# RECORDS SHOWN
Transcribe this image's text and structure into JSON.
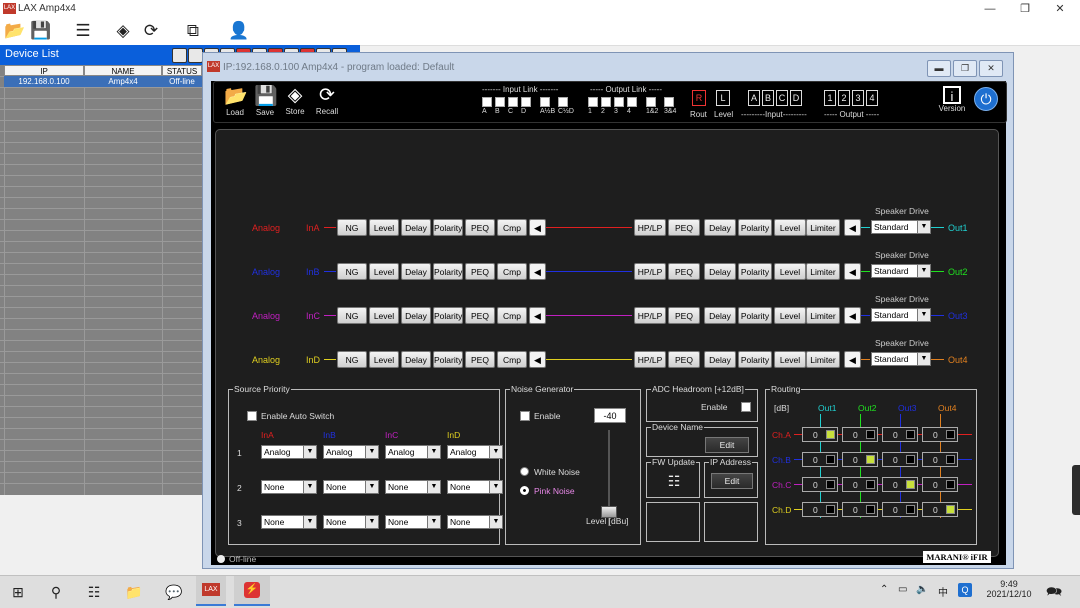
{
  "window": {
    "title": "LAX Amp4x4",
    "logo": "LAX"
  },
  "toolbar_icons": [
    "open-icon",
    "save-icon",
    "add-device-icon",
    "network-icon",
    "refresh-icon",
    "copy-icon",
    "user-settings-icon"
  ],
  "device_list": {
    "title": "Device List",
    "columns": [
      "IP",
      "NAME",
      "STATUS"
    ],
    "rows": [
      {
        "ip": "192.168.0.100",
        "name": "Amp4x4",
        "status": "Off-line"
      }
    ]
  },
  "mdi": {
    "title": "IP:192.168.0.100 Amp4x4 - program loaded: Default"
  },
  "panel_toolbar": {
    "buttons": [
      {
        "label": "Load"
      },
      {
        "label": "Save"
      },
      {
        "label": "Store"
      },
      {
        "label": "Recall"
      }
    ],
    "input_link": {
      "title": "------- Input Link -------",
      "labels": [
        "A",
        "B",
        "C",
        "D",
        "A½B",
        "C½D"
      ]
    },
    "output_link": {
      "title": "----- Output Link -----",
      "labels": [
        "1",
        "2",
        "3",
        "4",
        "1&2",
        "3&4"
      ]
    },
    "rout": {
      "r": "R",
      "l": "L",
      "rout": "Rout",
      "level": "Level"
    },
    "input_sel": {
      "letters": [
        "A",
        "B",
        "C",
        "D"
      ],
      "label": "---------Input---------"
    },
    "output_sel": {
      "numbers": [
        "1",
        "2",
        "3",
        "4"
      ],
      "label": "----- Output -----"
    },
    "version": {
      "icon": "i",
      "label": "Version"
    }
  },
  "channels": [
    {
      "source": "Analog",
      "input": "InA",
      "output": "Out1",
      "color": "#e02020",
      "speaker": "Standard"
    },
    {
      "source": "Analog",
      "input": "InB",
      "output": "Out2",
      "color": "#2030e0",
      "speaker": "Standard"
    },
    {
      "source": "Analog",
      "input": "InC",
      "output": "Out3",
      "color": "#c020c0",
      "speaker": "Standard"
    },
    {
      "source": "Analog",
      "input": "InD",
      "output": "Out4",
      "color": "#e0d020",
      "speaker": "Standard"
    }
  ],
  "output_colors": [
    "#20d0d0",
    "#20e020",
    "#2030e0",
    "#e08020"
  ],
  "input_blocks": [
    "NG",
    "Level",
    "Delay",
    "Polarity",
    "PEQ",
    "Cmp"
  ],
  "output_blocks": [
    "HP/LP",
    "PEQ",
    "Delay",
    "Polarity",
    "Level",
    "Limiter"
  ],
  "speaker_drive_label": "Speaker Drive",
  "source_priority": {
    "title": "Source Priority",
    "auto_switch": "Enable Auto Switch",
    "headers": [
      "InA",
      "InB",
      "InC",
      "InD"
    ],
    "rows": [
      {
        "num": "1",
        "values": [
          "Analog",
          "Analog",
          "Analog",
          "Analog"
        ]
      },
      {
        "num": "2",
        "values": [
          "None",
          "None",
          "None",
          "None"
        ]
      },
      {
        "num": "3",
        "values": [
          "None",
          "None",
          "None",
          "None"
        ]
      }
    ]
  },
  "noise_generator": {
    "title": "Noise Generator",
    "enable": "Enable",
    "value": "-40",
    "white": "White Noise",
    "pink": "Pink Noise",
    "level_label": "Level [dBu]",
    "level_fraction": 0.85
  },
  "adc": {
    "title": "ADC Headroom [+12dB]",
    "enable": "Enable"
  },
  "device_name": {
    "title": "Device Name",
    "edit": "Edit"
  },
  "fw_update": {
    "title": "FW Update"
  },
  "ip_address": {
    "title": "IP Address",
    "edit": "Edit"
  },
  "routing": {
    "title": "Routing",
    "unit": "[dB]",
    "outputs": [
      "Out1",
      "Out2",
      "Out3",
      "Out4"
    ],
    "inputs": [
      "Ch.A",
      "Ch.B",
      "Ch.C",
      "Ch.D"
    ],
    "input_colors": [
      "#e02020",
      "#2030e0",
      "#c020c0",
      "#e0d020"
    ],
    "cell_value": "0",
    "matrix": [
      [
        true,
        false,
        false,
        false
      ],
      [
        false,
        true,
        false,
        false
      ],
      [
        false,
        false,
        true,
        false
      ],
      [
        false,
        false,
        false,
        true
      ]
    ]
  },
  "status": {
    "text": "Off-line",
    "brand": "MARANI® iFIR"
  },
  "taskbar": {
    "icons": [
      "windows-icon",
      "search-icon",
      "task-view-icon",
      "file-explorer-icon",
      "wechat-icon",
      "lax-app-icon",
      "app-icon"
    ],
    "lax_label": "LAX",
    "ime": "中",
    "time": "9:49",
    "date": "2021/12/10"
  }
}
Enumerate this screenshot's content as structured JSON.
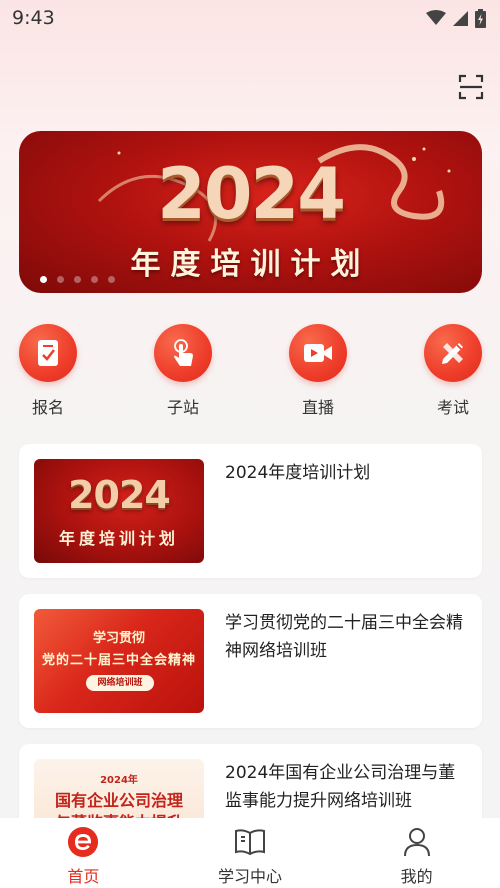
{
  "status_bar": {
    "time": "9:43"
  },
  "banner": {
    "year": "2024",
    "title": "年度培训计划",
    "dot_count": 5,
    "active_dot": 0
  },
  "quick_actions": [
    {
      "label": "报名",
      "icon": "signup-form-icon"
    },
    {
      "label": "子站",
      "icon": "tap-hand-icon"
    },
    {
      "label": "直播",
      "icon": "video-camera-icon"
    },
    {
      "label": "考试",
      "icon": "pencil-ruler-icon"
    }
  ],
  "courses": [
    {
      "title": "2024年度培训计划",
      "thumb": {
        "year": "2024",
        "sub": "年度培训计划"
      }
    },
    {
      "title": "学习贯彻党的二十届三中全会精神网络培训班",
      "thumb": {
        "line1": "学习贯彻",
        "line2": "党的二十届三中全会精神",
        "tag": "网络培训班"
      }
    },
    {
      "title": "2024年国有企业公司治理与董监事能力提升网络培训班",
      "thumb": {
        "year": "2024年",
        "line1": "国有企业公司治理",
        "line2": "与董监事能力提升"
      }
    }
  ],
  "bottom_nav": [
    {
      "label": "首页",
      "active": true
    },
    {
      "label": "学习中心",
      "active": false
    },
    {
      "label": "我的",
      "active": false
    }
  ],
  "colors": {
    "accent": "#e52c1f",
    "banner": "#b0120f"
  }
}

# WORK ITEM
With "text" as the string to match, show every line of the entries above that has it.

# EXPECTED OUTPUT
Transcribe this image's text and structure into JSON.
    "text": "Off-line",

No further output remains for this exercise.